*What the exercise asks*. Show me every line in the listing that has the word "data".

** Records for the task follows **

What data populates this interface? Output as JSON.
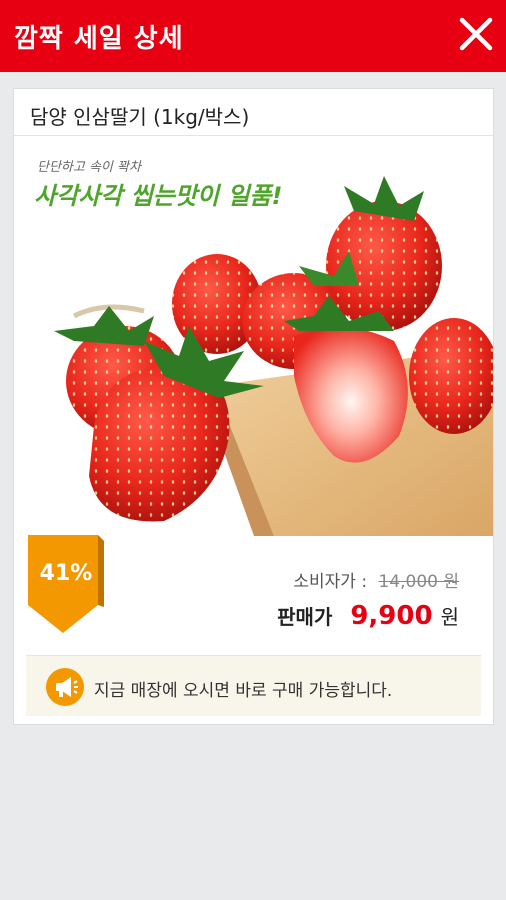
{
  "header": {
    "title": "깜짝 세일 상세",
    "close_icon": "close-icon",
    "background_color": "#e60012"
  },
  "product": {
    "title": "담양 인삼딸기 (1kg/박스)",
    "image": {
      "tagline": "단단하고 속이 꽉차",
      "slogan": "사각사각 씹는맛이 일품!"
    },
    "discount": "41%",
    "consumer_price_label": "소비자가 :",
    "consumer_price": "14,000 원",
    "sale_price_label": "판매가",
    "sale_price": "9,900",
    "sale_price_unit": "원"
  },
  "notice": {
    "icon": "megaphone-icon",
    "text": "지금 매장에 오시면 바로 구매 가능합니다."
  },
  "colors": {
    "accent": "#e60012",
    "slogan_green": "#4fa52b",
    "badge_orange": "#f39800"
  }
}
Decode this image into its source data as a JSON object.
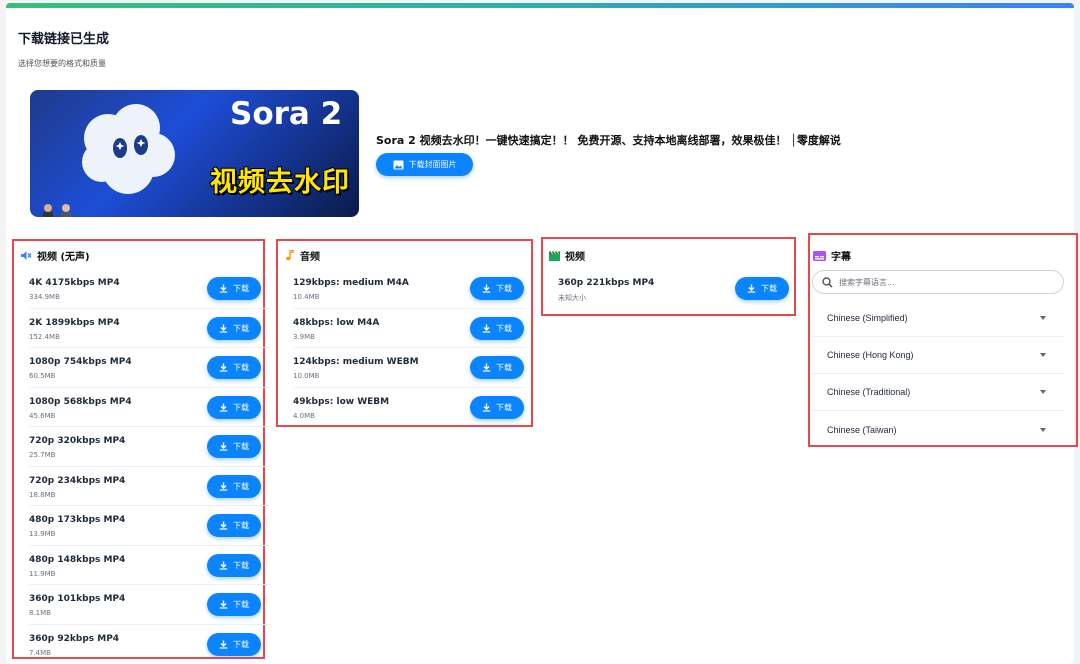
{
  "header": {
    "title": "下载链接已生成",
    "subtitle": "选择您想要的格式和质量"
  },
  "video": {
    "thumbnail_title": "Sora 2",
    "thumbnail_caption": "视频去水印",
    "title": "Sora 2 视频去水印！一键快速搞定！！ 免费开源、支持本地离线部署，效果极佳！ │零度解说",
    "cover_button_label": "下载封面图片"
  },
  "download_label": "下载",
  "sections": {
    "video_silent": {
      "title": "视频 (无声)",
      "icon": "muted-speaker-icon",
      "items": [
        {
          "label": "4K 4175kbps MP4",
          "size": "334.9MB"
        },
        {
          "label": "2K 1899kbps MP4",
          "size": "152.4MB"
        },
        {
          "label": "1080p 754kbps MP4",
          "size": "60.5MB"
        },
        {
          "label": "1080p 568kbps MP4",
          "size": "45.6MB"
        },
        {
          "label": "720p 320kbps MP4",
          "size": "25.7MB"
        },
        {
          "label": "720p 234kbps MP4",
          "size": "18.8MB"
        },
        {
          "label": "480p 173kbps MP4",
          "size": "13.9MB"
        },
        {
          "label": "480p 148kbps MP4",
          "size": "11.9MB"
        },
        {
          "label": "360p 101kbps MP4",
          "size": "8.1MB"
        },
        {
          "label": "360p 92kbps MP4",
          "size": "7.4MB"
        }
      ]
    },
    "audio": {
      "title": "音频",
      "icon": "music-note-icon",
      "items": [
        {
          "label": "129kbps: medium M4A",
          "size": "10.4MB"
        },
        {
          "label": "48kbps: low M4A",
          "size": "3.9MB"
        },
        {
          "label": "124kbps: medium WEBM",
          "size": "10.0MB"
        },
        {
          "label": "49kbps: low WEBM",
          "size": "4.0MB"
        }
      ]
    },
    "video": {
      "title": "视频",
      "icon": "clapperboard-icon",
      "items": [
        {
          "label": "360p 221kbps MP4",
          "size": "未知大小"
        }
      ]
    },
    "subtitles": {
      "title": "字幕",
      "icon": "subtitles-icon",
      "search_placeholder": "搜索字幕语言...",
      "languages": [
        "Chinese (Simplified)",
        "Chinese (Hong Kong)",
        "Chinese (Traditional)",
        "Chinese (Taiwan)"
      ]
    }
  },
  "colors": {
    "accent": "#0a84ff",
    "highlight_frame": "#e5484d",
    "caption_yellow": "#ffe600"
  }
}
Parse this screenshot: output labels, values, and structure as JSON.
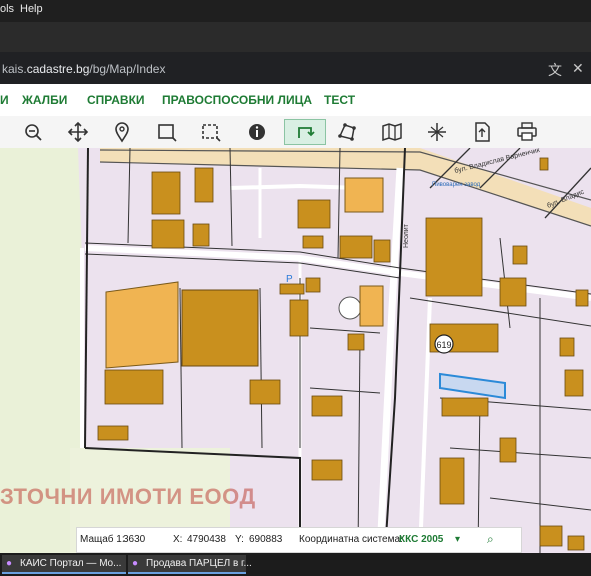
{
  "menu": {
    "tools_label": "ols",
    "help_label": "Help"
  },
  "address": {
    "url_prefix": "kais.",
    "url_host": "cadastre.bg",
    "url_path": "/bg/Map/Index",
    "translate_icon": "translate-icon",
    "close_icon": "close-icon"
  },
  "nav": {
    "items": [
      "И",
      "ЖАЛБИ",
      "СПРАВКИ",
      "ПРАВОСПОСОБНИ ЛИЦА",
      "ТЕСТ"
    ]
  },
  "toolbar": {
    "tools": [
      "zoom-out-icon",
      "pan-icon",
      "location-pin-icon",
      "select-rectangle-icon",
      "select-area-icon",
      "info-icon",
      "routing-icon",
      "polygon-icon",
      "map-icon",
      "cross-section-icon",
      "export-icon",
      "print-icon"
    ],
    "active_tool": "routing-icon"
  },
  "map": {
    "labels": {
      "street_top": "бул. Владислав Варненчик",
      "street_right": "бул. Владис",
      "street_vertical": "Неолит",
      "parking_1": "P",
      "parking_2": "P",
      "landmark": "Пивоварен завод",
      "plot_number": "619",
      "watermark": "ЗТОЧНИ ИМОТИ ЕООД"
    },
    "colors": {
      "background": "#ece2ee",
      "building": "#c9901e",
      "building_large": "#f0b452",
      "selected_plot": "#2b8ad8",
      "green_area": "#e9f0d6"
    }
  },
  "status": {
    "scale_label": "Мащаб 1:",
    "scale_value": "3630",
    "x_label": "X:",
    "x_value": "4790438",
    "y_label": "Y:",
    "y_value": "690883",
    "crs_label": "Координатна система:",
    "crs_value": "ККС 2005"
  },
  "taskbar": {
    "items": [
      "КАИС Портал — Mo...",
      "Продава ПАРЦЕЛ в г..."
    ]
  }
}
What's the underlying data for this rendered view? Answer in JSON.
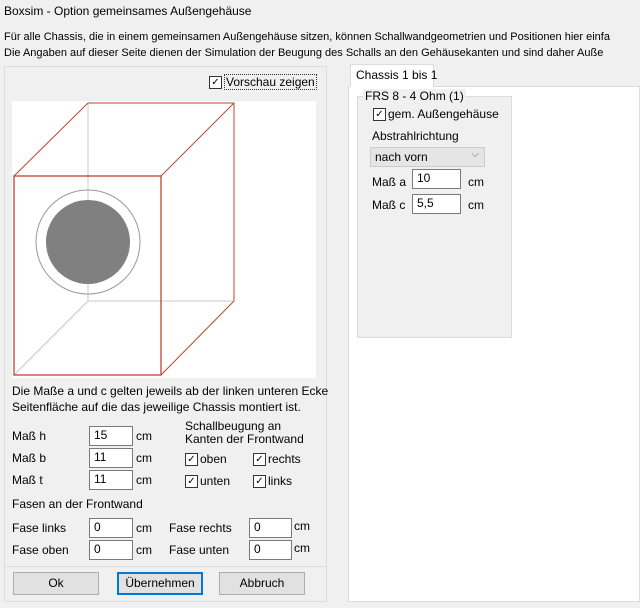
{
  "window": {
    "title": "Boxsim - Option gemeinsames Außengehäuse"
  },
  "intro": [
    "Für alle Chassis, die in einem gemeinsamen Außengehäuse sitzen, können Schallwandgeometrien und Positionen hier einfa",
    "Die Angaben auf dieser Seite dienen der Simulation der  Beugung des Schalls an den Gehäusekanten und sind daher Auße"
  ],
  "preview": {
    "show_label": "Vorschau zeigen",
    "checked": true,
    "box_color": "#c0442c",
    "driver_color": "#808080"
  },
  "note": [
    "Die Maße a und c gelten jeweils ab der linken unteren Ecke",
    "Seitenfläche auf die das jeweilige Chassis montiert ist."
  ],
  "dims": [
    {
      "label": "Maß h",
      "value": "15",
      "unit": "cm"
    },
    {
      "label": "Maß b",
      "value": "11",
      "unit": "cm"
    },
    {
      "label": "Maß t",
      "value": "11",
      "unit": "cm"
    }
  ],
  "diffraction": {
    "title": [
      "Schallbeugung an",
      "Kanten der Frontwand"
    ],
    "oben": "oben",
    "rechts": "rechts",
    "unten": "unten",
    "links": "links"
  },
  "chamfer": {
    "title": "Fasen an der Frontwand",
    "links": {
      "label": "Fase links",
      "value": "0",
      "unit": "cm"
    },
    "oben": {
      "label": "Fase oben",
      "value": "0",
      "unit": "cm"
    },
    "rechts": {
      "label": "Fase rechts",
      "value": "0",
      "unit": "cm"
    },
    "unten": {
      "label": "Fase unten",
      "value": "0",
      "unit": "cm"
    }
  },
  "buttons": {
    "ok": "Ok",
    "apply": "Übernehmen",
    "cancel": "Abbruch"
  },
  "tab": {
    "label": "Chassis 1 bis 1"
  },
  "chassis": {
    "group": "FRS 8 - 4 Ohm (1)",
    "shared_label": "gem. Außengehäuse",
    "direction_label": "Abstrahlrichtung",
    "direction_value": "nach vorn",
    "a": {
      "label": "Maß a",
      "value": "10",
      "unit": "cm"
    },
    "c": {
      "label": "Maß c",
      "value": "5,5",
      "unit": "cm"
    }
  }
}
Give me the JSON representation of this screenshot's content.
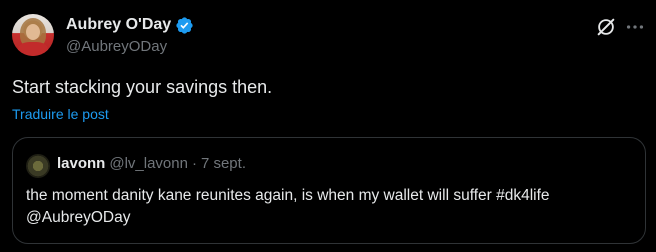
{
  "post": {
    "author": {
      "display_name": "Aubrey O'Day",
      "handle": "@AubreyODay",
      "verified": true
    },
    "text": "Start stacking your savings then.",
    "translate_label": "Traduire le post",
    "icons": {
      "grok": "grok-icon",
      "more": "more-icon",
      "verified": "verified-badge-icon"
    }
  },
  "quote": {
    "display_name": "lavonn",
    "handle": "@lv_lavonn",
    "separator": "·",
    "time": "7 sept.",
    "text_line1": "the moment danity kane reunites again, is when my wallet will suffer #dk4life",
    "text_line2": "@AubreyODay"
  },
  "colors": {
    "background": "#000000",
    "text": "#e7e9ea",
    "secondary_text": "#71767b",
    "link": "#1d9bf0",
    "border": "#2f3336"
  }
}
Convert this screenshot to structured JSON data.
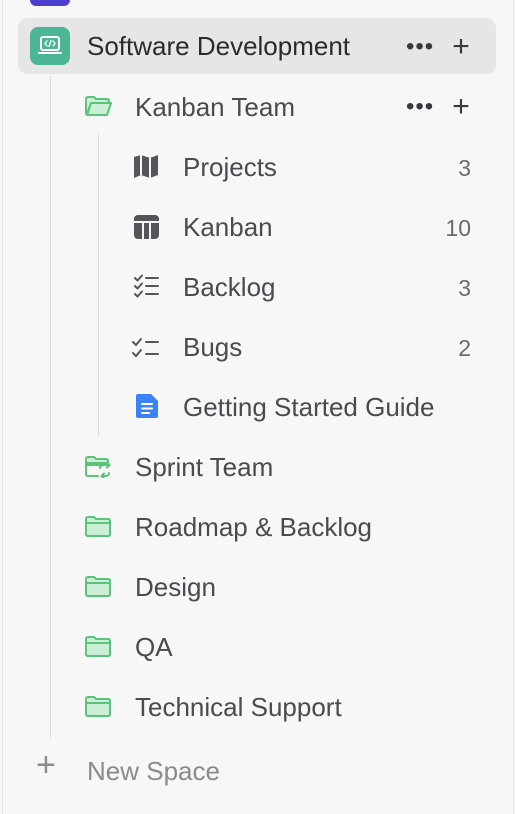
{
  "space": {
    "name": "Software Development",
    "more_label": "•••",
    "add_label": "+",
    "icon": "code-laptop-icon",
    "accent": "#4cb596"
  },
  "kanban_folder": {
    "name": "Kanban Team",
    "more_label": "•••",
    "add_label": "+",
    "items": [
      {
        "label": "Projects",
        "count": "3",
        "icon": "map-icon"
      },
      {
        "label": "Kanban",
        "count": "10",
        "icon": "board-icon"
      },
      {
        "label": "Backlog",
        "count": "3",
        "icon": "checklist-icon"
      },
      {
        "label": "Bugs",
        "count": "2",
        "icon": "checklist-small-icon"
      },
      {
        "label": "Getting Started Guide",
        "count": "",
        "icon": "doc-icon"
      }
    ]
  },
  "folders": [
    {
      "name": "Sprint Team",
      "icon": "sprint-folder-icon"
    },
    {
      "name": "Roadmap & Backlog",
      "icon": "folder-icon"
    },
    {
      "name": "Design",
      "icon": "folder-icon"
    },
    {
      "name": "QA",
      "icon": "folder-icon"
    },
    {
      "name": "Technical Support",
      "icon": "folder-icon"
    }
  ],
  "new_space": {
    "plus": "+",
    "label": "New Space"
  },
  "colors": {
    "folder_green": "#5cc47a",
    "doc_blue": "#3b82f6",
    "selected_bg": "#e6e6e6"
  }
}
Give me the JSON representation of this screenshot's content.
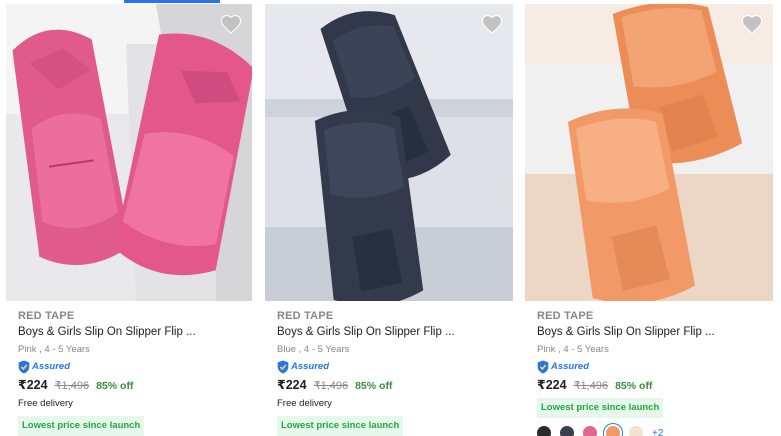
{
  "products": [
    {
      "brand": "RED TAPE",
      "title": "Boys & Girls Slip On Slipper Flip ...",
      "variant": "Pink , 4 - 5 Years",
      "assured_label": "Assured",
      "price": "₹224",
      "mrp": "₹1,496",
      "discount": "85% off",
      "delivery": "Free delivery",
      "badge": "Lowest price since launch",
      "icon": "heart-icon",
      "colors": {
        "bg": "#e4e4e6",
        "product": "#e15a8c"
      }
    },
    {
      "brand": "RED TAPE",
      "title": "Boys & Girls Slip On Slipper Flip ...",
      "variant": "Blue , 4 - 5 Years",
      "assured_label": "Assured",
      "price": "₹224",
      "mrp": "₹1,496",
      "discount": "85% off",
      "delivery": "Free delivery",
      "badge": "Lowest price since launch",
      "icon": "heart-icon",
      "colors": {
        "bg": "#d9dde3",
        "product": "#323a4c"
      }
    },
    {
      "brand": "RED TAPE",
      "title": "Boys & Girls Slip On Slipper Flip ...",
      "variant": "Pink , 4 - 5 Years",
      "assured_label": "Assured",
      "price": "₹224",
      "mrp": "₹1,496",
      "discount": "85% off",
      "badge": "Lowest price since launch",
      "icon": "heart-icon",
      "colors": {
        "bg": "#eddccf",
        "product": "#f19a68"
      },
      "swatch_colors": [
        "#2b2b2b",
        "#3a3f4e",
        "#e26690",
        "#f19a68",
        "#f4e3d3"
      ],
      "more_colors": "+2"
    }
  ],
  "theme": {
    "accent": "#2874f0",
    "discount": "#388e3c",
    "badge_bg": "#e6f8ec",
    "badge_text": "#26a541",
    "muted": "#878787"
  }
}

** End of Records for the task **

*Worked solution*.
What data populates this interface? Output as JSON.
Decode this image into its source data as a JSON object.
What's the underlying data for this rendered view? Answer in JSON.
Convert this screenshot to structured JSON data.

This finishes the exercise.